The butadiene monomer, on the other hand, is produced through the coking of hydrocarbons, which involves the removal of water and other impurities from the hydrocarbons to produce a purified product.
The downstream products of ABS production are the final products that are produced from ABS.
These products are synthesized using ABS resin, which is a type of plastic that is produced by polymerizing the acrylonitrile and butadiene monomers.
The ABS resin can be processed into a variety of products using different methods, including injection molding, extrusion, and blow molding.
One of the most common downstream products of ABS production is the automotive industry, where ABS is used to produce a variety of components such as bumpers, door panels, and dashboards.
ABS is also used in the electrical and electronics industry to produce components such as electrical panels and circuit breakers.
In the healthcare industry, ABS is used to produce medical devices such as implants, prosthetics, and surgical instruments.
ABS is also used in the household items industry to produce items such as kitchenware, tableware, and toys.
Other downstream products of ABS production include films, sheets, and other types of plastic products that are used in various industries such as packaging, construction, and agriculture.
Advantages of Upstream and Downstream Products
The upstream and downstream products of ABS production offer several advantages in different fields.
The upstream products, such as acrylonitrile and butadiene monomers, are essential raw materials for the production of ABS resin.
The production of these monomers involves several steps, including oxidation, nitration, and polymerization, which require specialized equipment and skilled operators.
The downstream products, such as ABS resin and final products, offer a wide range of benefits in different industries.
For example, ABS resin is a strong and durable material that is resistant to impact and chemicals, which makes it ideal for use in the automotive and electrical and electronics industries.
ABS is also a good material for medical devices and household items, as it is easy to clean and resistant to wear and tear.
Challenges in Upstream and Downstream Production
The upstream and downstream production of ABS also presents several challenges.

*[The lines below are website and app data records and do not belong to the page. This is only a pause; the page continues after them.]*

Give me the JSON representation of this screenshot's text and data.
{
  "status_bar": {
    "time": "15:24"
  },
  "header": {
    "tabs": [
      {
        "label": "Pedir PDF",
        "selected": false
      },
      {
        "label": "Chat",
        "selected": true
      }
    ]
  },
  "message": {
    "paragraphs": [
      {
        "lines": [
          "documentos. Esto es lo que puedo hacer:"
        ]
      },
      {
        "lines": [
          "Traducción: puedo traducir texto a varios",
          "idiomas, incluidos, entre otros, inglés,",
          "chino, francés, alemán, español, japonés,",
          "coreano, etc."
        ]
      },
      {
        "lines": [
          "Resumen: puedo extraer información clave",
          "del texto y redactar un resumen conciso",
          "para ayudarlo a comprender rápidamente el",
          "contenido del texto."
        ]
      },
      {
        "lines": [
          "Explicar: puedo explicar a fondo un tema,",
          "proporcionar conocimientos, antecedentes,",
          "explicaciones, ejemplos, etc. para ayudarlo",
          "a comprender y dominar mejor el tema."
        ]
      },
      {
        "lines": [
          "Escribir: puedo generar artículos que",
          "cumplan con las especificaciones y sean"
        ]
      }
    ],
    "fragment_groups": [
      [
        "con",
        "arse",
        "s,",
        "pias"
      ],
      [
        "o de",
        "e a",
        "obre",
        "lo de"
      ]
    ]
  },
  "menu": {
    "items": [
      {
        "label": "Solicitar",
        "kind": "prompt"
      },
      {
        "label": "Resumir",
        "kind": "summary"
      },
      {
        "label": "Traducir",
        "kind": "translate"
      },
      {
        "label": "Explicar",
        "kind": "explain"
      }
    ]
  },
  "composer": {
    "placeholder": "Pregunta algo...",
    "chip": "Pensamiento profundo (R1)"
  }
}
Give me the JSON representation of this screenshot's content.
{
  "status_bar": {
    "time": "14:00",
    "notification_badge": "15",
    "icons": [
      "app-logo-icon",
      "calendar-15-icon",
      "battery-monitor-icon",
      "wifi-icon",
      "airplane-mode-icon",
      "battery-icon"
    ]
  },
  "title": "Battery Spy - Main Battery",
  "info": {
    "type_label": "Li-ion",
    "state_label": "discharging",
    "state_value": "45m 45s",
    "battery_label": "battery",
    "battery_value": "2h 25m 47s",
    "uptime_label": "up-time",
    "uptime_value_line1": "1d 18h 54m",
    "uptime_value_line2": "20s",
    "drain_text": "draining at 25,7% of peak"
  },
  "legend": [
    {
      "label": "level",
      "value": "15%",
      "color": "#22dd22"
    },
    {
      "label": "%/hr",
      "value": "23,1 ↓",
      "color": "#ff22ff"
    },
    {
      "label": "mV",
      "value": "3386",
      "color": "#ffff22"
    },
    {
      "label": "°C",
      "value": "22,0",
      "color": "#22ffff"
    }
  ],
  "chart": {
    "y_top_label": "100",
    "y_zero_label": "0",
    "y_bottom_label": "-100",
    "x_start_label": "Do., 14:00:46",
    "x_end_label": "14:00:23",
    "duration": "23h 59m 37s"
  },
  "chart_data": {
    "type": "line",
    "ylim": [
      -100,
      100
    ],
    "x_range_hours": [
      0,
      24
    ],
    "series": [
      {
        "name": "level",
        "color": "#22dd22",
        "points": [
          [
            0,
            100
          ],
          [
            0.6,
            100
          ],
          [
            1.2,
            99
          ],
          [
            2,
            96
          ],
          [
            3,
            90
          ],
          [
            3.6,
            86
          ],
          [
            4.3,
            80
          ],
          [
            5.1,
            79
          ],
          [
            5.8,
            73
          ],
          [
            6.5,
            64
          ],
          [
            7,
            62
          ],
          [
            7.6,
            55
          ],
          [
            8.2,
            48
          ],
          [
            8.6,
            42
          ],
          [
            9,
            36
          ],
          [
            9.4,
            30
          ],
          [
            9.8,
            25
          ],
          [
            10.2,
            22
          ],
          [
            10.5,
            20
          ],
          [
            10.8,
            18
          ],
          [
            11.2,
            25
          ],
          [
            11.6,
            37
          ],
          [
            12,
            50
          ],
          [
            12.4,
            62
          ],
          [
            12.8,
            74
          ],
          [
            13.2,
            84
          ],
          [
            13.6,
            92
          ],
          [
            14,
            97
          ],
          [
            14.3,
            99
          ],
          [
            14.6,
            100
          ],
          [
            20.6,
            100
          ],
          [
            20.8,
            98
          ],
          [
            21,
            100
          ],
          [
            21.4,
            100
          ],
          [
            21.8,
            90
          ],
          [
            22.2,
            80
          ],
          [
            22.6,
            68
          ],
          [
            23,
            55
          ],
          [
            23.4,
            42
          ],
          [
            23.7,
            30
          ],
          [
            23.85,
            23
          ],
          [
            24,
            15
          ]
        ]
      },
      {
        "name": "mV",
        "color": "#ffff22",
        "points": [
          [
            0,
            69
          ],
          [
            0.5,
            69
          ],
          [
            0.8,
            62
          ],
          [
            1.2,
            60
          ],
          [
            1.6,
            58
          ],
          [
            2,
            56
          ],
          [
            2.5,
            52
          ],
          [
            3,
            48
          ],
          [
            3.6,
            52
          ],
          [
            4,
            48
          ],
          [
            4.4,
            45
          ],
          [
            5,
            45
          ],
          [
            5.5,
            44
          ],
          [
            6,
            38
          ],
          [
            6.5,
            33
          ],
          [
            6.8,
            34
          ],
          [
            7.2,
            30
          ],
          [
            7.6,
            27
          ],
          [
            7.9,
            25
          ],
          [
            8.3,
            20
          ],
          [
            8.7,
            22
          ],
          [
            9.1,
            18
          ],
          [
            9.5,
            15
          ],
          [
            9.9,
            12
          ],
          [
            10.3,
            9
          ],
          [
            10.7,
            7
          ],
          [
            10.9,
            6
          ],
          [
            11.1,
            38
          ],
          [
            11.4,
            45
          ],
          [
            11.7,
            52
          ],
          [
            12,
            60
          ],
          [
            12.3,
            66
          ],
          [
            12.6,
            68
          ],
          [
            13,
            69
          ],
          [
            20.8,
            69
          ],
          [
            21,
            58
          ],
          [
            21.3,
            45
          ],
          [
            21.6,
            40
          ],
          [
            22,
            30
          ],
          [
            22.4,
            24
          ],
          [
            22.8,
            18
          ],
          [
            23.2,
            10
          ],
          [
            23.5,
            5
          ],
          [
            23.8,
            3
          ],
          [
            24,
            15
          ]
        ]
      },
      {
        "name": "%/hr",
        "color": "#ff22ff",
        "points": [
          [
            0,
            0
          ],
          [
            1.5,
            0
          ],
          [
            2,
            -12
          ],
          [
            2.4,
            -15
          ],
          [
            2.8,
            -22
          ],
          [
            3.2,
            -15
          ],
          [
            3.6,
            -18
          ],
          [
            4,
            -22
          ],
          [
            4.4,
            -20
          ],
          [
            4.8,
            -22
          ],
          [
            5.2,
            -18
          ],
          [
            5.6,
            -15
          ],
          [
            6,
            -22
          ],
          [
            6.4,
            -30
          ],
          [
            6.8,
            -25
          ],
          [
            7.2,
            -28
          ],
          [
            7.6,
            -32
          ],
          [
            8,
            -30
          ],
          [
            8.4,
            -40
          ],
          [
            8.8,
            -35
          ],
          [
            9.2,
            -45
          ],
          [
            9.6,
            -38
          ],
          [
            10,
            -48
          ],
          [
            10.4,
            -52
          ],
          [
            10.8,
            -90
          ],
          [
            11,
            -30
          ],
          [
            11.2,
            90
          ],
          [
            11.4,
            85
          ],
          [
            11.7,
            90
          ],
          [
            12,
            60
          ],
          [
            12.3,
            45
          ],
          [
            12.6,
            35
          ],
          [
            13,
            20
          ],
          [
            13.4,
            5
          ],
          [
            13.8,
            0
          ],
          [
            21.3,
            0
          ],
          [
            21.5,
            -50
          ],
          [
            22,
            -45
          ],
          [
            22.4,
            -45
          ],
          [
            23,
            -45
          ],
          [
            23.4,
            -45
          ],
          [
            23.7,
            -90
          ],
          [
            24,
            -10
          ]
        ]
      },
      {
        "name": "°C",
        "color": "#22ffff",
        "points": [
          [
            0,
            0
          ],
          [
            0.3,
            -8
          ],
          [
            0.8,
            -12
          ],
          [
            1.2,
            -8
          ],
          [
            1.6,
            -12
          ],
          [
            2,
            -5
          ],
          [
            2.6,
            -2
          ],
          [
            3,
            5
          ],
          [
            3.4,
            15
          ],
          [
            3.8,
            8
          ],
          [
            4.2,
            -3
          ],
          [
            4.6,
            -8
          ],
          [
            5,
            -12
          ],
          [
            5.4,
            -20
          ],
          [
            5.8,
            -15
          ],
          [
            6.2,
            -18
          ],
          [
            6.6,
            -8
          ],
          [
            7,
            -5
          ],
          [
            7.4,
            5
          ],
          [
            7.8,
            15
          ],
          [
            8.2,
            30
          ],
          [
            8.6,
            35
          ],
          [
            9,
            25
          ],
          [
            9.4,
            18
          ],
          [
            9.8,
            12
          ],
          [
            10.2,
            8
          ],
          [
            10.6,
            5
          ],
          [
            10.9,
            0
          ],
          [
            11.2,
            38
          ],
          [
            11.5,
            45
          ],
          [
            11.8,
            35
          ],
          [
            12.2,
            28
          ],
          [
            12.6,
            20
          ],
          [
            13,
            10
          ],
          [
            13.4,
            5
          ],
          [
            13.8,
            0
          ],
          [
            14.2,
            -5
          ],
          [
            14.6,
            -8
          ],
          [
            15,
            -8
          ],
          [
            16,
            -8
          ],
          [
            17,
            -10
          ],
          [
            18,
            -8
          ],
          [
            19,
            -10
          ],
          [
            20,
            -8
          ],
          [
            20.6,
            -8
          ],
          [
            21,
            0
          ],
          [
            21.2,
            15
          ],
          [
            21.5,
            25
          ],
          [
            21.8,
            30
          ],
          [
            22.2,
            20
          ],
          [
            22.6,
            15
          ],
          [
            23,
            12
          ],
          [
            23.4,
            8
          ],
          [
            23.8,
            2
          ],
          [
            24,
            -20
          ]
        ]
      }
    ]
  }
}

One of the main challenges in upstream production is the high energy consumption and production costs associated with the production of acrylonitrile and butadiene monomers.
This is due to the specialized